The above preview is unformatted text

This student written piece of work is one of many that can be found in our GCSE Germany 1918-1939 section.

Found what you're looking for?

  • Start learning 29% faster today
  • 150,000+ documents available
  • Just £6.99 a month

Not the one? Search for your essay title...
  • Join over 1.2 million students every month
  • Accelerate your learning by 29%
  • Unlimited access from just £6.99 per month

See related essaysSee related essays

Related GCSE Germany 1918-1939 essays

  1. What problems did the Weimar Republic face from 1919 to 1923, and why did ...

    This completely halted the economy and the Kapp government had collapsed by March 17. Further pressure from the right came in 1923 with the Beer Hall Putsch, staged by Adolf Hitler in Munich. In 1920, the German Workers' Party had become the Nazi Party (NSDAP), and would become a driving force in the collapse of Weimar.

  2. The weak Weimar government was a major factor in Hitler rise to power, however ...

    They played an important role. They beat up the opposition, especially the communists, and smashed up their election meetings. This made it very difficult for the communists to run a free election campaign. Which was intended. Support for the Nazi party was due to the growing belief that it was

  1. Weimar, 1918 - 1923

    'Revolution' in Bavaria D Thomson "The meeting of the Weimar Assembly in February was accompanied by a period of civil war in Bavaria." In February 1919, elections were held for a new local government in Bavaria. The socialists were defeated overwhelmingly and their leader, Kurt Eisner, was assassinated.

  2. What were the main problems for the Weimar Republic 1918-23?

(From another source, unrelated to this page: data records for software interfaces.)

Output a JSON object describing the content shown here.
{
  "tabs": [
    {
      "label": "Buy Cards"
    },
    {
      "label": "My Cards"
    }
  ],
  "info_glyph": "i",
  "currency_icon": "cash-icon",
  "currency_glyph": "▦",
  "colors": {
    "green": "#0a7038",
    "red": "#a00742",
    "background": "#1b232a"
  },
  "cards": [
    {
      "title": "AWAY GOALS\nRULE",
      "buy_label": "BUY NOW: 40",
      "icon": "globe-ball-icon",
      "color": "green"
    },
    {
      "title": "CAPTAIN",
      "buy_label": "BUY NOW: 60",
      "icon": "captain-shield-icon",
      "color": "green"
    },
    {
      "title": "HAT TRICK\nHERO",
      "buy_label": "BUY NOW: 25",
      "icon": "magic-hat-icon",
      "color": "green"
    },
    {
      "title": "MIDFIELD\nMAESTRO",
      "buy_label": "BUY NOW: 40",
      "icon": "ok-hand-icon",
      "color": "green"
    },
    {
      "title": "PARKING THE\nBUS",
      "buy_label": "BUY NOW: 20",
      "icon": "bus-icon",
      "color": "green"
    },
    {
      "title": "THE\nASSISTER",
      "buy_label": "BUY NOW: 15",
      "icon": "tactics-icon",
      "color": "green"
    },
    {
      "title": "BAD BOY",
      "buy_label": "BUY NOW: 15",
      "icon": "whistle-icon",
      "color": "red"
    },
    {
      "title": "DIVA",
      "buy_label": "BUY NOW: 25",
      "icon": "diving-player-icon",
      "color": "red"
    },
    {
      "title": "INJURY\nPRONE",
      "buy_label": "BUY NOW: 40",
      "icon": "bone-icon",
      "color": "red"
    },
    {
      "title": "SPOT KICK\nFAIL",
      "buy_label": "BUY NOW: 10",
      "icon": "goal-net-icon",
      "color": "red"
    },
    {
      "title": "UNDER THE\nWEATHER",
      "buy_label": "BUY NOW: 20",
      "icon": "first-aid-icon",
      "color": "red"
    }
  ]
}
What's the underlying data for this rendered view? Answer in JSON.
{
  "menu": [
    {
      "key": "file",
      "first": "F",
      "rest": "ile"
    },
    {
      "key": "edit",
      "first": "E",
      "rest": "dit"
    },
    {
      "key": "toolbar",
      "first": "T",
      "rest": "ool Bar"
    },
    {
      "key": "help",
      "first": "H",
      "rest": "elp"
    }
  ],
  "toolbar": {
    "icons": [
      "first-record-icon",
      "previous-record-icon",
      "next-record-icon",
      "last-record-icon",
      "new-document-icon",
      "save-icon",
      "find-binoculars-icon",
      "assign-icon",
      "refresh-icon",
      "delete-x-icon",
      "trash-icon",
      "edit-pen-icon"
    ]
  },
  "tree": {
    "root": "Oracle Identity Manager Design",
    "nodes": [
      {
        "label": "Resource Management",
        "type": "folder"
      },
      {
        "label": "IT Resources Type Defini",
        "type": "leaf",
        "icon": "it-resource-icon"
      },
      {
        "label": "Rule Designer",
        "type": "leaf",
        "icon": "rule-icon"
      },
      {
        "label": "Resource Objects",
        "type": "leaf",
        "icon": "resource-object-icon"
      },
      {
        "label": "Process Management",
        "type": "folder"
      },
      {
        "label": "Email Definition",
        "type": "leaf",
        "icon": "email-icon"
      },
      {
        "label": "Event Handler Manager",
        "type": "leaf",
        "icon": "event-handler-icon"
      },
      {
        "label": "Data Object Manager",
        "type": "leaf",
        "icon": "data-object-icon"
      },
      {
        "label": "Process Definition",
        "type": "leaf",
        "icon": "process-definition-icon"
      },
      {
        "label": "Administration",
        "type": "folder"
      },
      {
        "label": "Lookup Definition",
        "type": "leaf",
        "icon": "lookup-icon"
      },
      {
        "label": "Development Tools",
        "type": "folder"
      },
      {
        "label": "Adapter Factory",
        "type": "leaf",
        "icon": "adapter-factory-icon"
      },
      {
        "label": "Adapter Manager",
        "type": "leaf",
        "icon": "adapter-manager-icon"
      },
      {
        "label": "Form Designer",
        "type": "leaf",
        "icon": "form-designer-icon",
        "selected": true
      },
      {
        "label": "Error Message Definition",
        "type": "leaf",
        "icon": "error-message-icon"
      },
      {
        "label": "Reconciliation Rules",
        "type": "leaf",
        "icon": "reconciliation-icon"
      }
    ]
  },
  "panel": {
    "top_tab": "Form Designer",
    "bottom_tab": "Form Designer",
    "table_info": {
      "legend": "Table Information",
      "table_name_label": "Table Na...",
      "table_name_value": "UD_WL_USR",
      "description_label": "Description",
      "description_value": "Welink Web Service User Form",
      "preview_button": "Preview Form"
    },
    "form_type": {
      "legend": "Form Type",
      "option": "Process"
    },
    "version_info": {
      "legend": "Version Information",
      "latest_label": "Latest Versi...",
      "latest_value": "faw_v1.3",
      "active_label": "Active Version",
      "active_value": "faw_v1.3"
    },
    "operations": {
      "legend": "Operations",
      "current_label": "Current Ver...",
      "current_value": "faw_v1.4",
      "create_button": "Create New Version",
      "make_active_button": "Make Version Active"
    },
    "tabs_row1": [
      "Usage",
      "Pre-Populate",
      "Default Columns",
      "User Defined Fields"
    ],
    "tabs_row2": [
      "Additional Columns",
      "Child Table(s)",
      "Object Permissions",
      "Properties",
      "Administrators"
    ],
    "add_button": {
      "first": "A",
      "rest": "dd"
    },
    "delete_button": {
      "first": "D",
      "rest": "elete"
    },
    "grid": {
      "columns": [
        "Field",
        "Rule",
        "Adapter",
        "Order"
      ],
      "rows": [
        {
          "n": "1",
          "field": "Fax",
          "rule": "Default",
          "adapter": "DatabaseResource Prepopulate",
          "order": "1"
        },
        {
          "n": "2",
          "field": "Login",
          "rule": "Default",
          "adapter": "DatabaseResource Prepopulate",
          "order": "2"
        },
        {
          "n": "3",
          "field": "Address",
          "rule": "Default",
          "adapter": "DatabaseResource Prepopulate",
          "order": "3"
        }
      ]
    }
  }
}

    there was more chaos brought to the republic as some strikes turned into industrial uprisings. The consequences of the Kapp Putsch failure brought more problems for Weimar in the shape of radical right wing terrorism, known as "White Terror". During 1921-22 Sir Walther Rathenau, Matthias Erzberger and Kurt Eisner were all murdered by right wing terrorists.

  1. The Italian Conquest of Abyssinia: How far was the LoN to blame?

    the LoN did not impose the oil bans on Italy for a number of reasons. Firstly, the fact that the league had such a bad reputation at the time meant that serious bans being put on Italy would have resulted in total blame on it if the consequences were outrageous.

  2. The Munich Putsch, November 1923 The Munich Putsch (arms revolt or coup) was an ...

    He joined the Nazi party and took part in the Munich beer Hall Putsch and after its failure he was briefly imprisoned. Upon his release he became a member of the SA and eventually became an important figure with a following of his own.

  1. Nazi Germany Revision 1918-45

    Government organized printing a money to pay the workers. Complete stoppage of industrial production in the Ruhr ? further worsened the already weak German economy. * Causes and effects of hyperinflation, 1923. Inflation had been a problem in Germany during and after the war. But in 1923 the situation became desperate.

  2. WWII History Revision Notes. How far did the Weimar Republic Recover between 1924-1928.

    2/3 was Protestant and 1/3 was Catholic. ? The Protestant Church was bigger than the Nazi party The Churches also hated the Communists ? Nazis shared the same Anti- Communist views Religion was seen as a distraction. People who believed in God were more likely to be distracted in worshipping the Fuhrer.

  • Over 160,000 pieces
    of student written work
  • Annotated by
    experienced teachers
  • Ideas and feedback to
    improve your own work